A child's early experience of being nurtured and developing a bond with a caring adult affects all aspects of behavior and development. When parents and children have strong, warm feelings for one another, children develop trust that their parents will provide what they need to thrive, including love, acceptance, positive guidance, and protection.
Research shows that babies who receive affection and nurturing from their parents have the best chance of healthy development. A child's relationship with a consistent, caring adult in the early years is associated later in life with better academic grades, healthier behaviors, more positive peer interactions, and an increased ability to cope with stress.
Attachment: What Works? (PDF - 564 KB)
Center on the Social and Emotional Foundations for Early Learning (2011)
Explains attachment and its importance, describes the characteristics of children with secure or insecure attachment relationships, notes cultural differences in attachment, and provides strategies teachers and caregivers can use to promote children's secure attachment.
A Comprehensive Framework for Nurturing the Well-Being of Children and Adolescents (PDF - 676 KB)
In Integrating Safety, Permanency and Well-Being
Presents a framework to ensure successful youth development and well-being for children who have been maltreated, or are at risk of being maltreated, indicating that comprehensive family support from prenatal/birth through adolescence is necessary to aid children in recovering after abuse has occurred and to prevent future maltreatment.
Effects of Attachment Styles of Foster and Adoptive Parents on the Relational Interactions of Their Foster and Adoptive Children
Mountjoy & Vanlandingham (2015)
California State University, San Bernardino CSUSB ScholarWorks
Examines the attachment style of foster and adoptive parents in San Bernardino and Riverside Counties, California. This study outlines the challenges that children in out-of-home care often have with attachment and the ways in which foster and adoptive parents can address these issues.
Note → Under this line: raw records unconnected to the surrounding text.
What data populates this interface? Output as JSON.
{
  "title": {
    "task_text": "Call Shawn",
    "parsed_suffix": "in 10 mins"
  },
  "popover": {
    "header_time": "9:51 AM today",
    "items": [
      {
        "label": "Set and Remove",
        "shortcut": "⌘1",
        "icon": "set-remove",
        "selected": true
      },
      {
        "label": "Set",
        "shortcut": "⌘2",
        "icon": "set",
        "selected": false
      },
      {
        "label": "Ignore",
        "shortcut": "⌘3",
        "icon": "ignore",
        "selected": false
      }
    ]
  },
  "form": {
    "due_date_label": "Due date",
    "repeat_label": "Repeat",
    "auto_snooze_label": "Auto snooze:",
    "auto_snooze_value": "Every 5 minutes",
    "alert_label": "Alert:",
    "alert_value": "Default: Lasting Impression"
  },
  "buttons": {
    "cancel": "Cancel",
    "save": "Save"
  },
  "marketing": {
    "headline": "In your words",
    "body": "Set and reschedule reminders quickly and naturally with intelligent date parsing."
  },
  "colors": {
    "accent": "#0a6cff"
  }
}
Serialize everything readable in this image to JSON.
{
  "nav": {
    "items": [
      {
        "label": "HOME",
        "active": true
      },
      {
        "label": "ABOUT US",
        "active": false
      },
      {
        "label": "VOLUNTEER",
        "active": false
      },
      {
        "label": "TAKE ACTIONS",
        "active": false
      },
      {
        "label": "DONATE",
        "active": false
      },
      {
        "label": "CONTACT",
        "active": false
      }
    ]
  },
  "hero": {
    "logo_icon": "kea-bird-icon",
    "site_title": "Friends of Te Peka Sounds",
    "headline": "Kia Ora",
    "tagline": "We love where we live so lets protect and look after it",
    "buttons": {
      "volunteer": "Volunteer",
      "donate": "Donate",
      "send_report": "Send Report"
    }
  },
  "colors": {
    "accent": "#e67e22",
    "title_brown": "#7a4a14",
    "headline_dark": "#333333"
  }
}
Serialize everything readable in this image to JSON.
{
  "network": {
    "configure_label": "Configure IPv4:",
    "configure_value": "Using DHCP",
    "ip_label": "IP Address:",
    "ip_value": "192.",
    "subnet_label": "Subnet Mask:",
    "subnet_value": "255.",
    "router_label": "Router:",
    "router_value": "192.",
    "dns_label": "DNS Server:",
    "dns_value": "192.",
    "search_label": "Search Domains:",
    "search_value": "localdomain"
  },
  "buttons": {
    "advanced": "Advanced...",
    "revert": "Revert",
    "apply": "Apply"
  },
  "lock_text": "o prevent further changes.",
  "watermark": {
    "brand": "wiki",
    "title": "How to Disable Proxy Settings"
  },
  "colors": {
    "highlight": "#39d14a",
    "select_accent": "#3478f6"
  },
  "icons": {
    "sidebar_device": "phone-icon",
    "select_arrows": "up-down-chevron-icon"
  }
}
Family Strengthening Research (PDF - 1,598 KB)
U.S. Department of Health and Human Services, Administration for Children and Families, and Office of Planning, Research, and Evaluation (OPRE) (2014)
Provides Federal and State policymakers, program administrators, and researchers with summaries of OPRE's Division of Family Strengthening's major research investments in fiscal year 2013 and overviews of past projects that include strengthening relationships within families, supporting fatherhood, nurturing children through their families, reducing teen pregnancy, and supporting youth in their transition to adulthood.
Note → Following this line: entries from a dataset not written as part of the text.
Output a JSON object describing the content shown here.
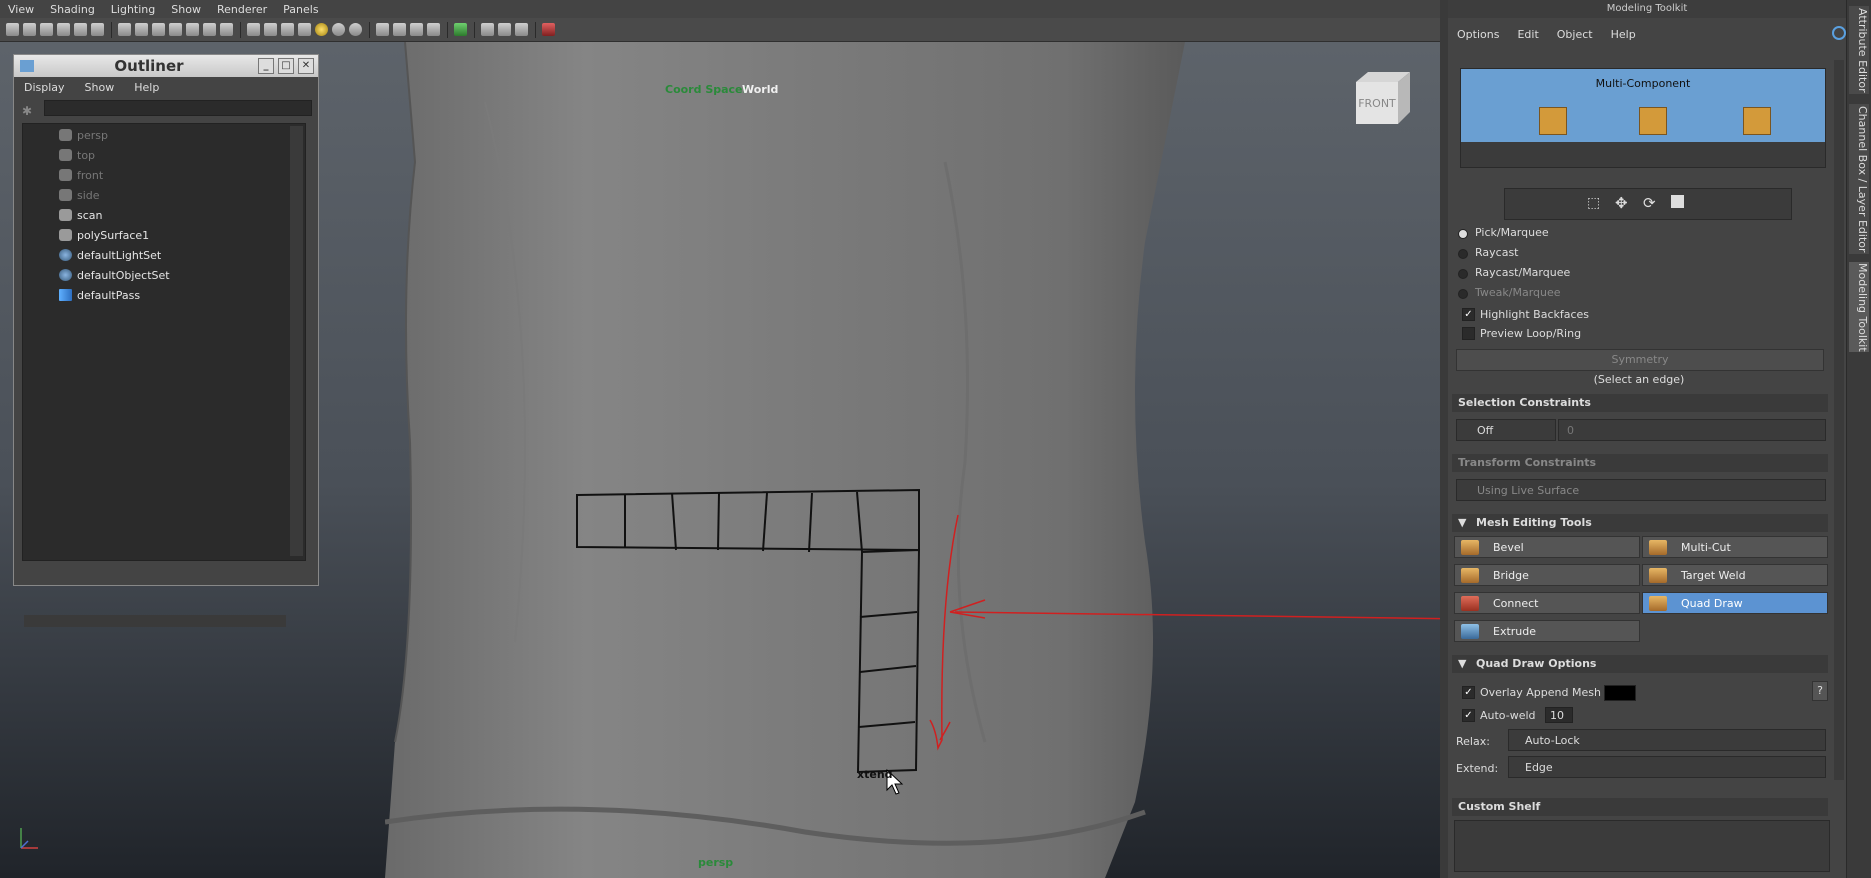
{
  "viewport": {
    "menu": [
      "View",
      "Shading",
      "Lighting",
      "Show",
      "Renderer",
      "Panels"
    ],
    "coord_space_label": "Coord Space:",
    "coord_space_value": "World",
    "camera_label": "persp",
    "viewcube_front": "FRONT",
    "cursor_hint": "xtend"
  },
  "outliner": {
    "title": "Outliner",
    "menu": [
      "Display",
      "Show",
      "Help"
    ],
    "items": [
      {
        "label": "persp",
        "state": "dim",
        "icon": "camera-icon"
      },
      {
        "label": "top",
        "state": "dim",
        "icon": "camera-icon"
      },
      {
        "label": "front",
        "state": "dim",
        "icon": "camera-icon"
      },
      {
        "label": "side",
        "state": "dim",
        "icon": "camera-icon"
      },
      {
        "label": "scan",
        "state": "lit",
        "icon": "mesh-icon"
      },
      {
        "label": "polySurface1",
        "state": "lit",
        "icon": "mesh-icon"
      },
      {
        "label": "defaultLightSet",
        "state": "lit",
        "icon": "set-icon"
      },
      {
        "label": "defaultObjectSet",
        "state": "lit",
        "icon": "set-icon"
      },
      {
        "label": "defaultPass",
        "state": "lit",
        "icon": "render-pass-icon"
      }
    ]
  },
  "toolkit": {
    "title": "Modeling Toolkit",
    "menu": [
      "Options",
      "Edit",
      "Object",
      "Help"
    ],
    "multi_component": "Multi-Component",
    "selection_modes": [
      {
        "label": "Pick/Marquee",
        "selected": true,
        "disabled": false
      },
      {
        "label": "Raycast",
        "selected": false,
        "disabled": false
      },
      {
        "label": "Raycast/Marquee",
        "selected": false,
        "disabled": false
      },
      {
        "label": "Tweak/Marquee",
        "selected": false,
        "disabled": true
      }
    ],
    "highlight_backfaces": "Highlight Backfaces",
    "preview_loop_ring": "Preview Loop/Ring",
    "symmetry": "Symmetry",
    "select_edge_hint": "(Select an edge)",
    "selection_constraints": {
      "header": "Selection Constraints",
      "value": "Off",
      "number": "0"
    },
    "transform_constraints": {
      "header": "Transform Constraints",
      "value": "Using Live Surface"
    },
    "mesh_editing_tools": {
      "header": "Mesh Editing Tools",
      "tools": [
        "Bevel",
        "Multi-Cut",
        "Bridge",
        "Target Weld",
        "Connect",
        "Quad Draw",
        "Extrude"
      ],
      "active": "Quad Draw"
    },
    "quad_draw_options": {
      "header": "Quad Draw Options",
      "overlay_append_mesh": "Overlay Append Mesh",
      "auto_weld": "Auto-weld",
      "auto_weld_value": "10",
      "relax_label": "Relax:",
      "relax_value": "Auto-Lock",
      "extend_label": "Extend:",
      "extend_value": "Edge",
      "help": "?"
    },
    "custom_shelf": "Custom Shelf"
  },
  "side_tabs": [
    "Attribute Editor",
    "Channel Box / Layer Editor",
    "Modeling Toolkit"
  ],
  "colors": {
    "active_blue": "#5c93d2",
    "accent_red": "#d02020",
    "label_green": "#2a8a3a"
  }
}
Nurturing Parenting Programs
Family Development Resources (2014)
Includes product catalog, training resources, research, validation, and related links for the Nurturing Parenting Program, which promotes nurturing parenting attitudes and skills for the prevention and treatment of child abuse.
The Nurturing Parenting Programs and the Six Protective Factors: The Effectiveness of Theory, Research and Practice for the Prevention and Treatment of Child Abuse and Neglect (PDF - 1,475 KB)
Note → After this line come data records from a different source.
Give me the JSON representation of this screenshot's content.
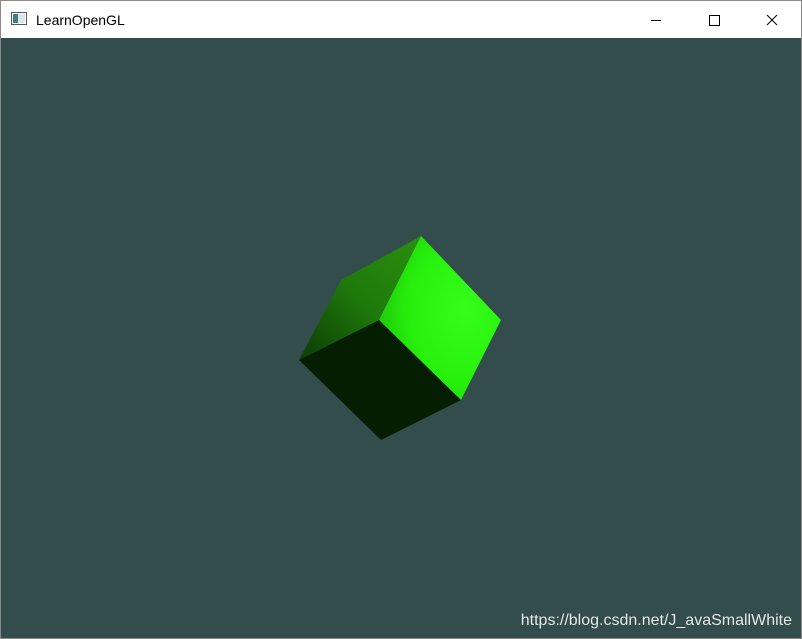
{
  "window": {
    "title": "LearnOpenGL",
    "icon": "app-window-icon",
    "controls": {
      "minimize_icon": "minimize-icon",
      "maximize_icon": "maximize-icon",
      "close_icon": "close-icon"
    }
  },
  "viewport": {
    "clear_color": "#334d4d",
    "object": "cube",
    "face_colors": {
      "lit_face": "#2cff0e",
      "top_face": "#1e7a0a",
      "shadow_face": "#051e02"
    }
  },
  "watermark": {
    "text": "https://blog.csdn.net/J_avaSmallWhite"
  }
}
Bavolek & Rogers (2012)
Describes the Nurturing Parenting Programs to help families who have come to the attention of social services for child abuse and neglect and program efforts to build six critical protective factors in families. Information on the history and development of the protective factors, statistics on the Nurturing Parenting Programs, the identification of abusive and neglectful parenting practices, and the development of the Nurturing Parenting Programs and assessment also are included.
Strengthening Families: Nurturing and Attachment (PDF - 897 KB)
Diehl, Wente, & Forthun (2011)
Offers information and tips for parents on how to be nurturing in a way that encourages healthy attachment.